Easy like Sunday morning
Ha, another unintentional (I swear!) music reference in the title. Already the second article in a row when that happens. But I digress.
On Sunday I had a blessedly slow start heading out. A great, filling breakfast was followed by a slow gallivanting alone through town. Baby Anja was still doing her morning beauty sleep when I left. I agreed with my hosts to meet in town after she wakes up.
For the whole day, I went Google Maps free, to test my memory. I managed not to get lost. Kudos me! Before leaving, I calculated that if I go from my friend’s place straight towards the city centre, I will eventually reach the Hofburg. As my friends live in the west of town, it was a mere four kilometres walk.
The Hofburg has been the former main imperial residence of the Habsburg dynasty. You’d think it’s just one palace, but it’s actually a collection of 16 interconnected wings. They take quite a big area. I’d estimate something like 4 large blocks wide by 2 deep. Its massive scale is basically the result of neverending expansion, which happened on and off since the 13th to the 20th century.
Before getting there though, I pretty much stumbled upon what turned out to be the Museum Quarter.
The Museum Quarter is a relatively new institution, having been opened in 2001. The renovated Court Stables along with a bunch of modern buildings cover a surface of 60.000 m2. To get an idea of what that size means, you can consider that at one point 600 horses and 200 court coaches were housed here.
In the MQ you’ll find:
- the Museum of Modern Art (funnily abbreviated MUMOK),
- the Leopold Museum featuring modern Austrian art, from artists like Gustav Klimt, Egon Schiele, etc,
- an exhibition hall housed in the former Winter Riding Arena building (yes, they actually had a building for that. Posh, innit?),
- an architecture museum and more.
Wasting no time with this museum distraction, I crossed right through one of the buildings, emerging in the Museumsplatz.
The Museum Square (you guessed it, that’s the translation from German) is just on the other side of the Museumsquartier and across the road from the Maria-Theresien-Platz, which is just across the road from Heldenplatz and the Hofburg. You could say all this part of town was dedicated to the royal court, which makes it significantly bigger than the Buckingham Palace and surrounding area.
An imperial Forum (Kaizerforum) was planned for this area, and most of it was actually built. A big rectangle, it was supposed to have the Hofburg at one end, the Court Stables at the other, and be flanked by two museums and two new palace wings. But for one of the wings, the rest of it has been erected.

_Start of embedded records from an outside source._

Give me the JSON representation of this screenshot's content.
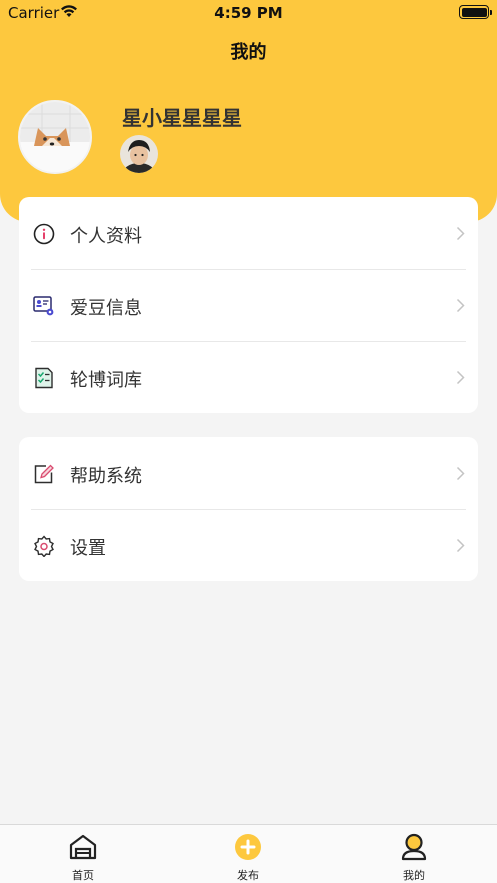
{
  "status_bar": {
    "carrier": "Carrier",
    "time": "4:59 PM"
  },
  "nav": {
    "title": "我的"
  },
  "profile": {
    "name": "星小星星星星"
  },
  "menu_group_1": [
    {
      "label": "个人资料",
      "icon": "info-icon"
    },
    {
      "label": "爱豆信息",
      "icon": "id-card-gear-icon"
    },
    {
      "label": "轮博词库",
      "icon": "checklist-icon"
    }
  ],
  "menu_group_2": [
    {
      "label": "帮助系统",
      "icon": "edit-icon"
    },
    {
      "label": "设置",
      "icon": "settings-icon"
    }
  ],
  "tabbar": [
    {
      "label": "首页",
      "icon": "home-icon"
    },
    {
      "label": "发布",
      "icon": "add-icon"
    },
    {
      "label": "我的",
      "icon": "profile-icon"
    }
  ],
  "colors": {
    "accent": "#fdc83e",
    "background": "#f4f4f4"
  }
}
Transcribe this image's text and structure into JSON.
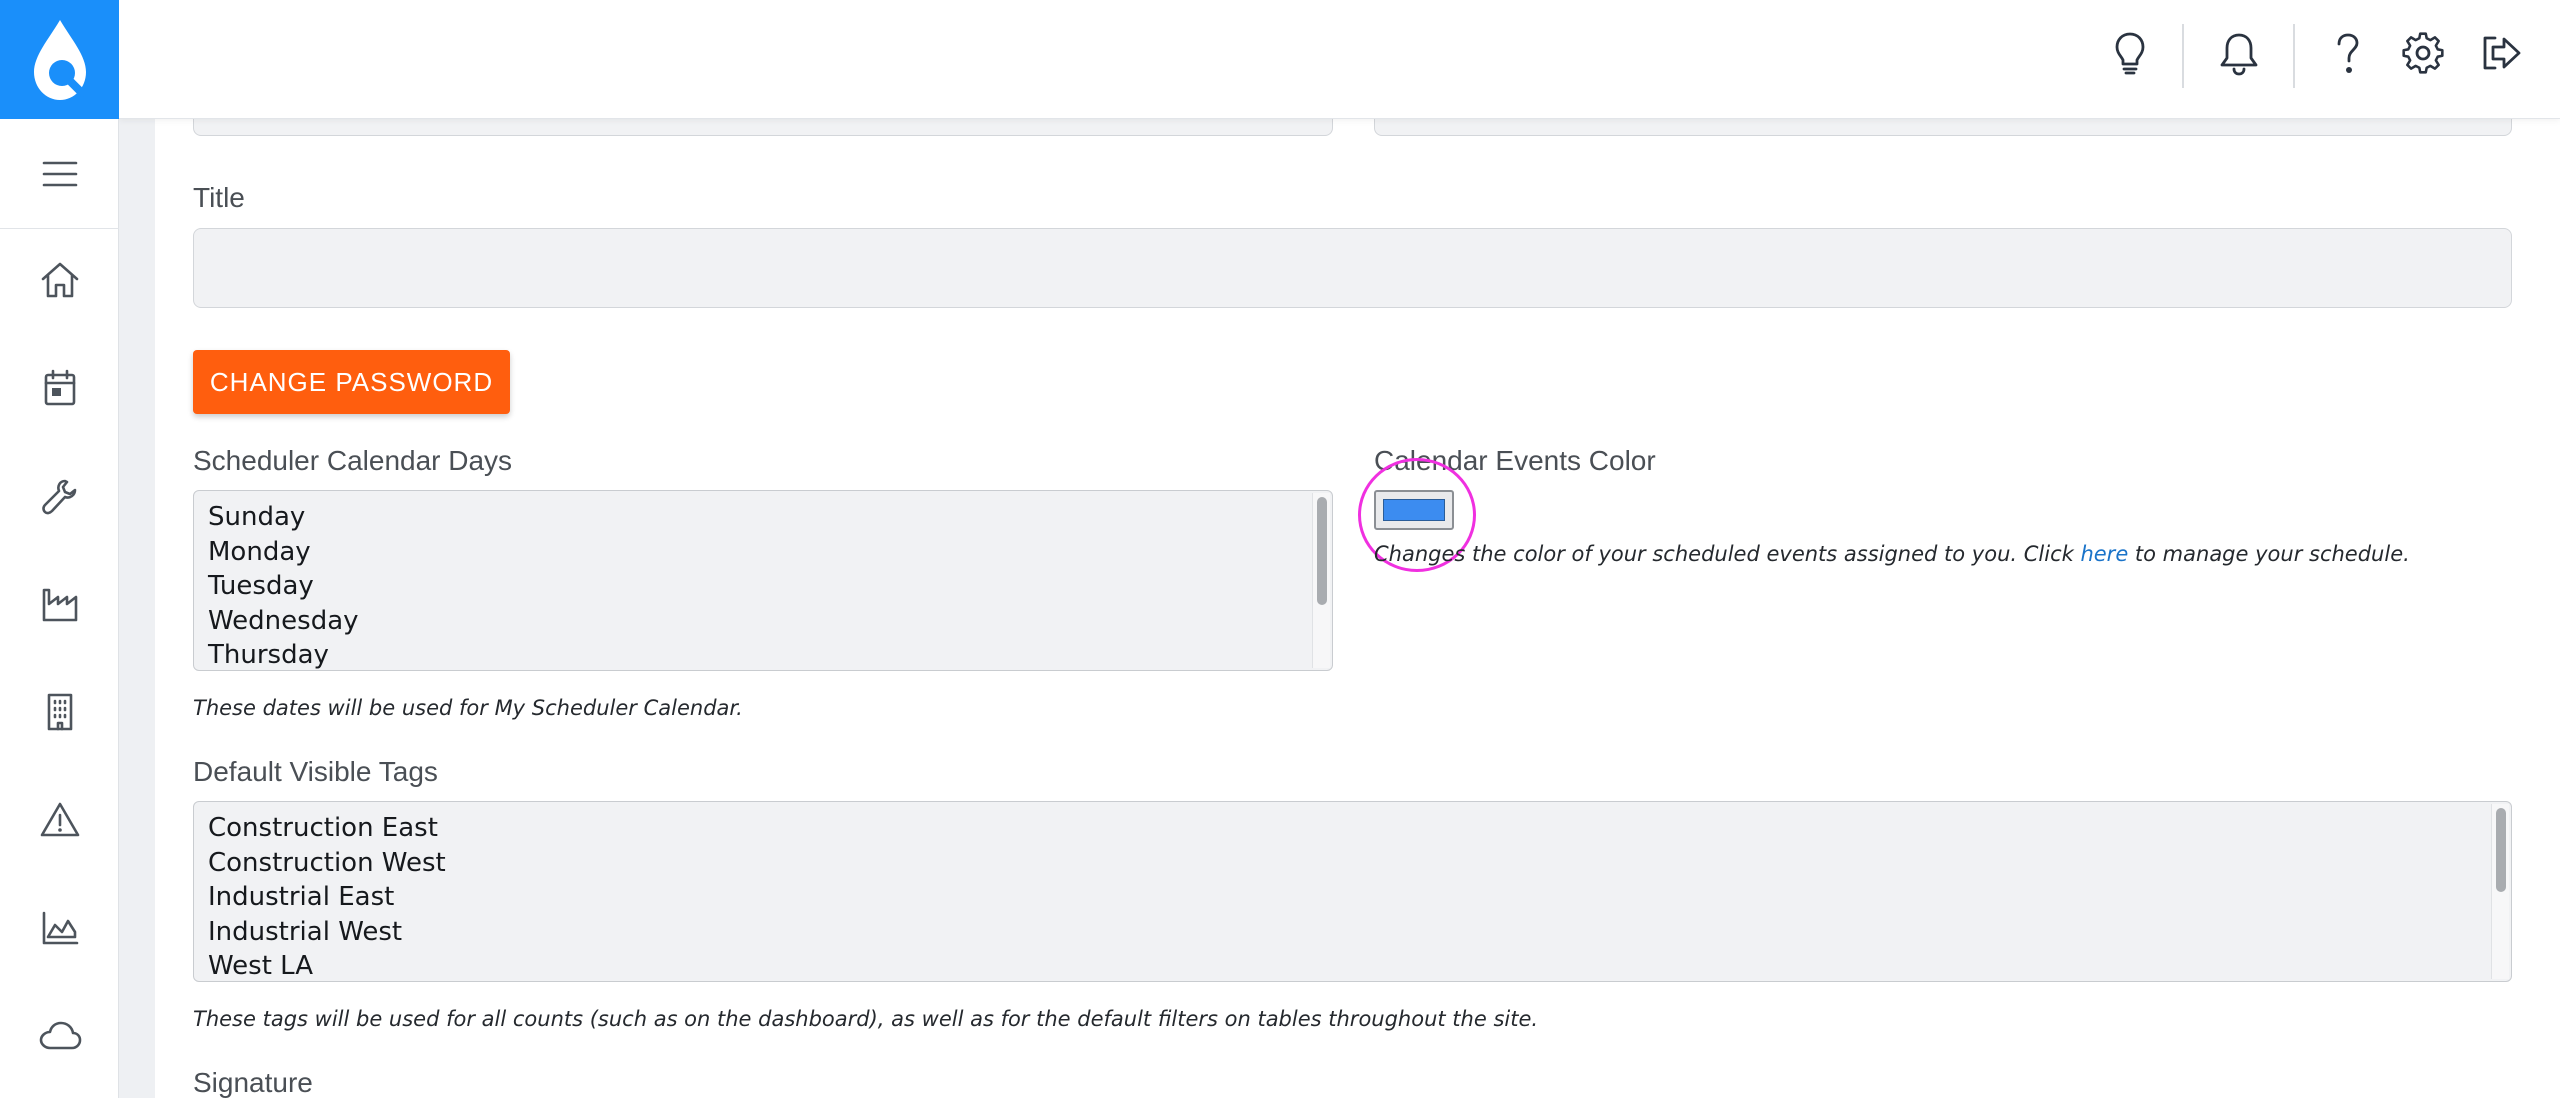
{
  "app": {
    "brand_color": "#1a8ffa",
    "logo_icon": "droplet-magnify-logo-icon"
  },
  "sidebar": {
    "menu_icon": "hamburger-menu-icon",
    "items": [
      {
        "icon": "home-icon"
      },
      {
        "icon": "calendar-icon"
      },
      {
        "icon": "wrench-icon"
      },
      {
        "icon": "factory-icon"
      },
      {
        "icon": "building-icon"
      },
      {
        "icon": "warning-icon"
      },
      {
        "icon": "area-chart-icon"
      },
      {
        "icon": "cloud-icon"
      }
    ]
  },
  "topbar": {
    "icons": [
      "lightbulb-icon",
      "bell-icon",
      "help-icon",
      "settings-gear-icon",
      "logout-icon"
    ]
  },
  "form": {
    "title": {
      "label": "Title",
      "value": ""
    },
    "change_password_label": "CHANGE PASSWORD",
    "scheduler_days": {
      "label": "Scheduler Calendar Days",
      "options": [
        "Sunday",
        "Monday",
        "Tuesday",
        "Wednesday",
        "Thursday"
      ],
      "help": "These dates will be used for My Scheduler Calendar."
    },
    "events_color": {
      "label": "Calendar Events Color",
      "value": "#3c8cf0",
      "help_before": "Changes the color of your scheduled events assigned to you. Click ",
      "help_link": "here",
      "help_after": " to manage your schedule."
    },
    "visible_tags": {
      "label": "Default Visible Tags",
      "options": [
        "Construction East",
        "Construction West",
        "Industrial East",
        "Industrial West",
        "West LA"
      ],
      "help": "These tags will be used for all counts (such as on the dashboard), as well as for the default filters on tables throughout the site."
    },
    "signature": {
      "label": "Signature"
    }
  },
  "colors": {
    "primary_button": "#ff5e0e",
    "link": "#1a73c9",
    "annotation_ring": "#f030e0"
  }
}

This is clearly one of the most interesting and majestic areas of Vienna. They basically took advantage of an area cleared after the Napoleonic Wars, to create the two big squares Maria-Theresien-Platz and Heldenplatz. These were then flanked by the museums and the new Palace Wing, the Neue Burg.
You’ll see all of these photographed here. I for one had a blast being a witness to this grandiose area again.
As Vienna has already taught me, a water fountain is never too far away. I found one in Heldenplatz. The best part about these fountains? The water is refreshingly cold and crisp. I don’t know how they manage it, especially on such a hot day.
After being done with the Hofburg, I kept going east. I went so far to the east that I reached a monument dedicated to the Red Army!
Around that time, I’ve made contact with my friendly hosts. They were making their way into town, baby in pram and all. We decided to meet approximately halfway, at an Italian deli. Since all of us were recently returned from Italian adventures, it felt appropriate. And not only appropriate but necessary, as we were in need of some good sustenance and a couple of beers.
We debated for quite a while what direction to take after lunch until I’ve proposed to go check out the Danube. I remembered it to be quite majestic. I also remembered it as windy and freezing, as it was January the last time I was in Vienna with my brother.
What we discovered is that walking to the river from where we were, with a pram, was quite a challenge. We basically had to give up about 70% of the way, after exploring the Augarten park.
This park is quite old, with a history of over 350 years. One of its key features is the Palace Augarten, which suffered extensive damage in World War 2. Luckily, the damage is repaired but there are other memorials of the war to be found in this park.
I am of course talking about the Anti Aircraft towers. These reinforced concrete monstrosities stand at 55 and respectively 51 meters tall. We saw them way before seeing the park itself. Due to their height, they can be noticed from afar. They were never finished, as the war ended before that happened.
Unfinished they might be, but they are also impossible to destroy. While researching these I discovered the ones in the Augarten are not the only such towers to be found in Vienna. There are another two sets of two to be found. Something to do on a next visit, perhaps?!